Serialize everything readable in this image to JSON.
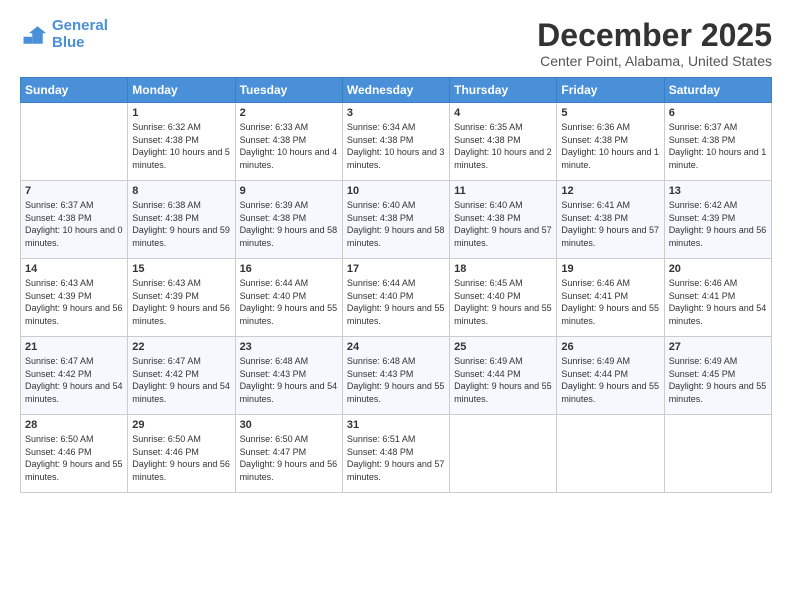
{
  "logo": {
    "line1": "General",
    "line2": "Blue"
  },
  "title": "December 2025",
  "location": "Center Point, Alabama, United States",
  "headers": [
    "Sunday",
    "Monday",
    "Tuesday",
    "Wednesday",
    "Thursday",
    "Friday",
    "Saturday"
  ],
  "weeks": [
    [
      {
        "day": "",
        "sunrise": "",
        "sunset": "",
        "daylight": ""
      },
      {
        "day": "1",
        "sunrise": "Sunrise: 6:32 AM",
        "sunset": "Sunset: 4:38 PM",
        "daylight": "Daylight: 10 hours and 5 minutes."
      },
      {
        "day": "2",
        "sunrise": "Sunrise: 6:33 AM",
        "sunset": "Sunset: 4:38 PM",
        "daylight": "Daylight: 10 hours and 4 minutes."
      },
      {
        "day": "3",
        "sunrise": "Sunrise: 6:34 AM",
        "sunset": "Sunset: 4:38 PM",
        "daylight": "Daylight: 10 hours and 3 minutes."
      },
      {
        "day": "4",
        "sunrise": "Sunrise: 6:35 AM",
        "sunset": "Sunset: 4:38 PM",
        "daylight": "Daylight: 10 hours and 2 minutes."
      },
      {
        "day": "5",
        "sunrise": "Sunrise: 6:36 AM",
        "sunset": "Sunset: 4:38 PM",
        "daylight": "Daylight: 10 hours and 1 minute."
      },
      {
        "day": "6",
        "sunrise": "Sunrise: 6:37 AM",
        "sunset": "Sunset: 4:38 PM",
        "daylight": "Daylight: 10 hours and 1 minute."
      }
    ],
    [
      {
        "day": "7",
        "sunrise": "Sunrise: 6:37 AM",
        "sunset": "Sunset: 4:38 PM",
        "daylight": "Daylight: 10 hours and 0 minutes."
      },
      {
        "day": "8",
        "sunrise": "Sunrise: 6:38 AM",
        "sunset": "Sunset: 4:38 PM",
        "daylight": "Daylight: 9 hours and 59 minutes."
      },
      {
        "day": "9",
        "sunrise": "Sunrise: 6:39 AM",
        "sunset": "Sunset: 4:38 PM",
        "daylight": "Daylight: 9 hours and 58 minutes."
      },
      {
        "day": "10",
        "sunrise": "Sunrise: 6:40 AM",
        "sunset": "Sunset: 4:38 PM",
        "daylight": "Daylight: 9 hours and 58 minutes."
      },
      {
        "day": "11",
        "sunrise": "Sunrise: 6:40 AM",
        "sunset": "Sunset: 4:38 PM",
        "daylight": "Daylight: 9 hours and 57 minutes."
      },
      {
        "day": "12",
        "sunrise": "Sunrise: 6:41 AM",
        "sunset": "Sunset: 4:38 PM",
        "daylight": "Daylight: 9 hours and 57 minutes."
      },
      {
        "day": "13",
        "sunrise": "Sunrise: 6:42 AM",
        "sunset": "Sunset: 4:39 PM",
        "daylight": "Daylight: 9 hours and 56 minutes."
      }
    ],
    [
      {
        "day": "14",
        "sunrise": "Sunrise: 6:43 AM",
        "sunset": "Sunset: 4:39 PM",
        "daylight": "Daylight: 9 hours and 56 minutes."
      },
      {
        "day": "15",
        "sunrise": "Sunrise: 6:43 AM",
        "sunset": "Sunset: 4:39 PM",
        "daylight": "Daylight: 9 hours and 56 minutes."
      },
      {
        "day": "16",
        "sunrise": "Sunrise: 6:44 AM",
        "sunset": "Sunset: 4:40 PM",
        "daylight": "Daylight: 9 hours and 55 minutes."
      },
      {
        "day": "17",
        "sunrise": "Sunrise: 6:44 AM",
        "sunset": "Sunset: 4:40 PM",
        "daylight": "Daylight: 9 hours and 55 minutes."
      },
      {
        "day": "18",
        "sunrise": "Sunrise: 6:45 AM",
        "sunset": "Sunset: 4:40 PM",
        "daylight": "Daylight: 9 hours and 55 minutes."
      },
      {
        "day": "19",
        "sunrise": "Sunrise: 6:46 AM",
        "sunset": "Sunset: 4:41 PM",
        "daylight": "Daylight: 9 hours and 55 minutes."
      },
      {
        "day": "20",
        "sunrise": "Sunrise: 6:46 AM",
        "sunset": "Sunset: 4:41 PM",
        "daylight": "Daylight: 9 hours and 54 minutes."
      }
    ],
    [
      {
        "day": "21",
        "sunrise": "Sunrise: 6:47 AM",
        "sunset": "Sunset: 4:42 PM",
        "daylight": "Daylight: 9 hours and 54 minutes."
      },
      {
        "day": "22",
        "sunrise": "Sunrise: 6:47 AM",
        "sunset": "Sunset: 4:42 PM",
        "daylight": "Daylight: 9 hours and 54 minutes."
      },
      {
        "day": "23",
        "sunrise": "Sunrise: 6:48 AM",
        "sunset": "Sunset: 4:43 PM",
        "daylight": "Daylight: 9 hours and 54 minutes."
      },
      {
        "day": "24",
        "sunrise": "Sunrise: 6:48 AM",
        "sunset": "Sunset: 4:43 PM",
        "daylight": "Daylight: 9 hours and 55 minutes."
      },
      {
        "day": "25",
        "sunrise": "Sunrise: 6:49 AM",
        "sunset": "Sunset: 4:44 PM",
        "daylight": "Daylight: 9 hours and 55 minutes."
      },
      {
        "day": "26",
        "sunrise": "Sunrise: 6:49 AM",
        "sunset": "Sunset: 4:44 PM",
        "daylight": "Daylight: 9 hours and 55 minutes."
      },
      {
        "day": "27",
        "sunrise": "Sunrise: 6:49 AM",
        "sunset": "Sunset: 4:45 PM",
        "daylight": "Daylight: 9 hours and 55 minutes."
      }
    ],
    [
      {
        "day": "28",
        "sunrise": "Sunrise: 6:50 AM",
        "sunset": "Sunset: 4:46 PM",
        "daylight": "Daylight: 9 hours and 55 minutes."
      },
      {
        "day": "29",
        "sunrise": "Sunrise: 6:50 AM",
        "sunset": "Sunset: 4:46 PM",
        "daylight": "Daylight: 9 hours and 56 minutes."
      },
      {
        "day": "30",
        "sunrise": "Sunrise: 6:50 AM",
        "sunset": "Sunset: 4:47 PM",
        "daylight": "Daylight: 9 hours and 56 minutes."
      },
      {
        "day": "31",
        "sunrise": "Sunrise: 6:51 AM",
        "sunset": "Sunset: 4:48 PM",
        "daylight": "Daylight: 9 hours and 57 minutes."
      },
      {
        "day": "",
        "sunrise": "",
        "sunset": "",
        "daylight": ""
      },
      {
        "day": "",
        "sunrise": "",
        "sunset": "",
        "daylight": ""
      },
      {
        "day": "",
        "sunrise": "",
        "sunset": "",
        "daylight": ""
      }
    ]
  ]
}
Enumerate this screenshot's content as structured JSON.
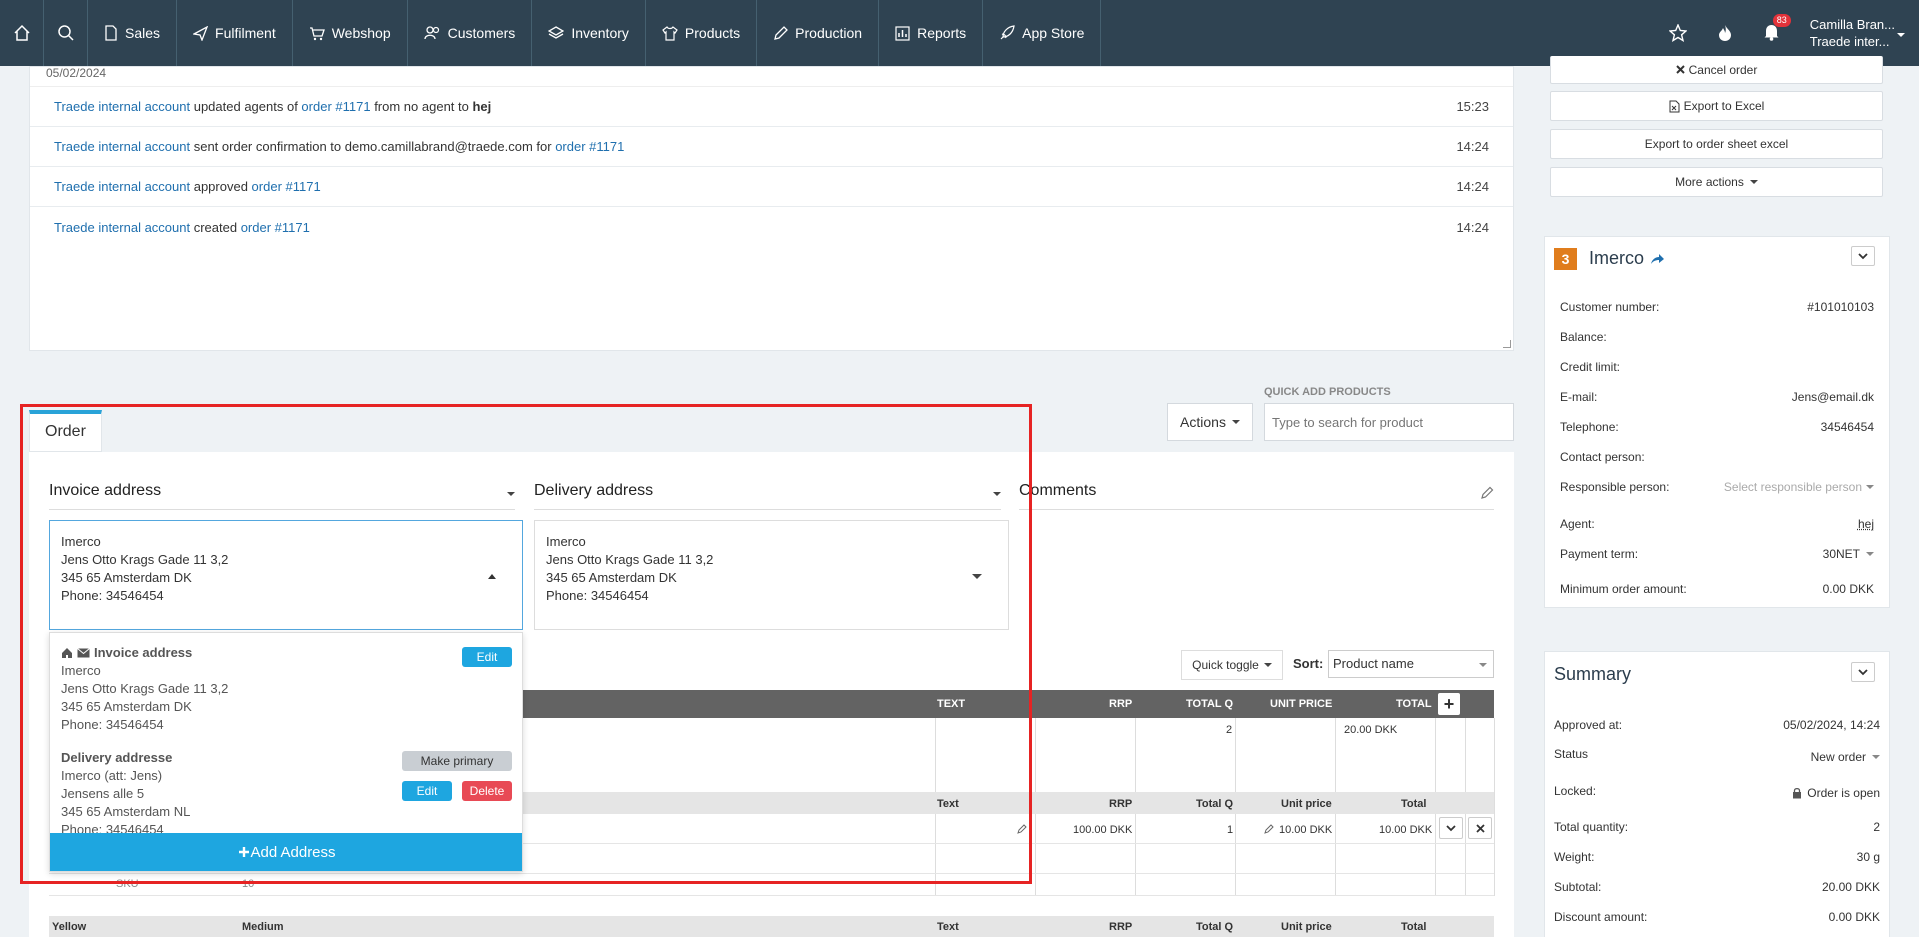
{
  "nav": {
    "items": [
      {
        "label": "Sales",
        "icon": "file-icon"
      },
      {
        "label": "Fulfilment",
        "icon": "plane-icon"
      },
      {
        "label": "Webshop",
        "icon": "cart-icon"
      },
      {
        "label": "Customers",
        "icon": "people-icon"
      },
      {
        "label": "Inventory",
        "icon": "layers-icon"
      },
      {
        "label": "Products",
        "icon": "shirt-icon"
      },
      {
        "label": "Production",
        "icon": "pencil-icon"
      },
      {
        "label": "Reports",
        "icon": "chart-icon"
      },
      {
        "label": "App Store",
        "icon": "rocket-icon"
      }
    ],
    "notification_count": "83",
    "user_name": "Camilla Bran...",
    "user_company": "Traede inter..."
  },
  "activity": {
    "date": "05/02/2024",
    "rows": [
      {
        "actor": "Traede internal account",
        "text1": " updated agents of ",
        "link": "order #1171",
        "text2": " from no agent to ",
        "bold": "hej",
        "time": "15:23"
      },
      {
        "actor": "Traede internal account",
        "text1": " sent order confirmation to demo.camillabrand@traede.com for ",
        "link": "order #1171",
        "text2": "",
        "bold": "",
        "time": "14:24"
      },
      {
        "actor": "Traede internal account",
        "text1": " approved ",
        "link": "order #1171",
        "text2": "",
        "bold": "",
        "time": "14:24"
      },
      {
        "actor": "Traede internal account",
        "text1": " created ",
        "link": "order #1171",
        "text2": "",
        "bold": "",
        "time": "14:24"
      }
    ]
  },
  "order": {
    "tab_label": "Order",
    "actions_label": "Actions",
    "quick_add_label": "QUICK ADD PRODUCTS",
    "quick_add_placeholder": "Type to search for product",
    "invoice_heading": "Invoice address",
    "delivery_heading": "Delivery address",
    "comments_heading": "Comments",
    "invoice_box": [
      "Imerco",
      "Jens Otto Krags Gade 11 3,2",
      "345 65 Amsterdam DK",
      "Phone: 34546454"
    ],
    "delivery_box": [
      "Imerco",
      "Jens Otto Krags Gade 11 3,2",
      "345 65 Amsterdam DK",
      "Phone: 34546454"
    ],
    "dropdown": {
      "invoice_title": "Invoice address",
      "invoice_lines": [
        "Imerco",
        "Jens Otto Krags Gade 11 3,2",
        "345 65 Amsterdam DK",
        "Phone: 34546454"
      ],
      "edit_label": "Edit",
      "delivery_title": "Delivery addresse",
      "delivery_lines": [
        "Imerco (att: Jens)",
        "Jensens alle 5",
        "345 65 Amsterdam NL",
        "Phone: 34546454"
      ],
      "make_primary_label": "Make primary",
      "edit2_label": "Edit",
      "delete_label": "Delete",
      "add_label": "Add Address"
    },
    "quick_toggle_label": "Quick toggle",
    "sort_label": "Sort:",
    "sort_value": "Product name",
    "table_headers": {
      "text": "TEXT",
      "rrp": "RRP",
      "total_q": "TOTAL Q",
      "unit_price": "UNIT PRICE",
      "total": "TOTAL"
    },
    "summary_row": {
      "total_q": "2",
      "total": "20.00 DKK"
    },
    "sub_headers": {
      "text": "Text",
      "rrp": "RRP",
      "total_q": "Total Q",
      "unit_price": "Unit price",
      "total": "Total"
    },
    "line": {
      "rrp": "100.00 DKK",
      "qty": "1",
      "unit_price": "10.00 DKK",
      "total": "10.00 DKK"
    },
    "sku_label": "SKU",
    "sku_value": "10",
    "variant_headers": {
      "color": "Yellow",
      "size": "Medium",
      "text": "Text",
      "rrp": "RRP",
      "total_q": "Total Q",
      "unit_price": "Unit price",
      "total": "Total"
    }
  },
  "sidebar": {
    "buttons": {
      "cancel": "Cancel order",
      "export_excel": "Export to Excel",
      "export_sheet": "Export to order sheet excel",
      "more": "More actions"
    },
    "customer": {
      "badge": "3",
      "name": "Imerco",
      "rows": [
        {
          "label": "Customer number:",
          "value": "#101010103"
        },
        {
          "label": "Balance:",
          "value": ""
        },
        {
          "label": "Credit limit:",
          "value": ""
        },
        {
          "label": "E-mail:",
          "value": "Jens@email.dk"
        },
        {
          "label": "Telephone:",
          "value": "34546454"
        },
        {
          "label": "Contact person:",
          "value": ""
        }
      ],
      "responsible_label": "Responsible person:",
      "responsible_placeholder": "Select responsible person",
      "agent_label": "Agent:",
      "agent_value": "hej",
      "payment_label": "Payment term:",
      "payment_value": "30NET",
      "min_order_label": "Minimum order amount:",
      "min_order_value": "0.00 DKK"
    },
    "summary": {
      "title": "Summary",
      "approved_label": "Approved at:",
      "approved_value": "05/02/2024, 14:24",
      "status_label": "Status",
      "status_value": "New order",
      "locked_label": "Locked:",
      "locked_value": "Order is open",
      "rows": [
        {
          "label": "Total quantity:",
          "value": "2"
        },
        {
          "label": "Weight:",
          "value": "30 g"
        },
        {
          "label": "Subtotal:",
          "value": "20.00 DKK"
        },
        {
          "label": "Discount amount:",
          "value": "0.00 DKK"
        }
      ]
    }
  }
}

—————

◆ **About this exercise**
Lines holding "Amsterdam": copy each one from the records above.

◆ **Exercise output**
      "345 65 Amsterdam DK",
      "345 65 Amsterdam DK",
        "345 65 Amsterdam DK",
        "345 65 Amsterdam NL",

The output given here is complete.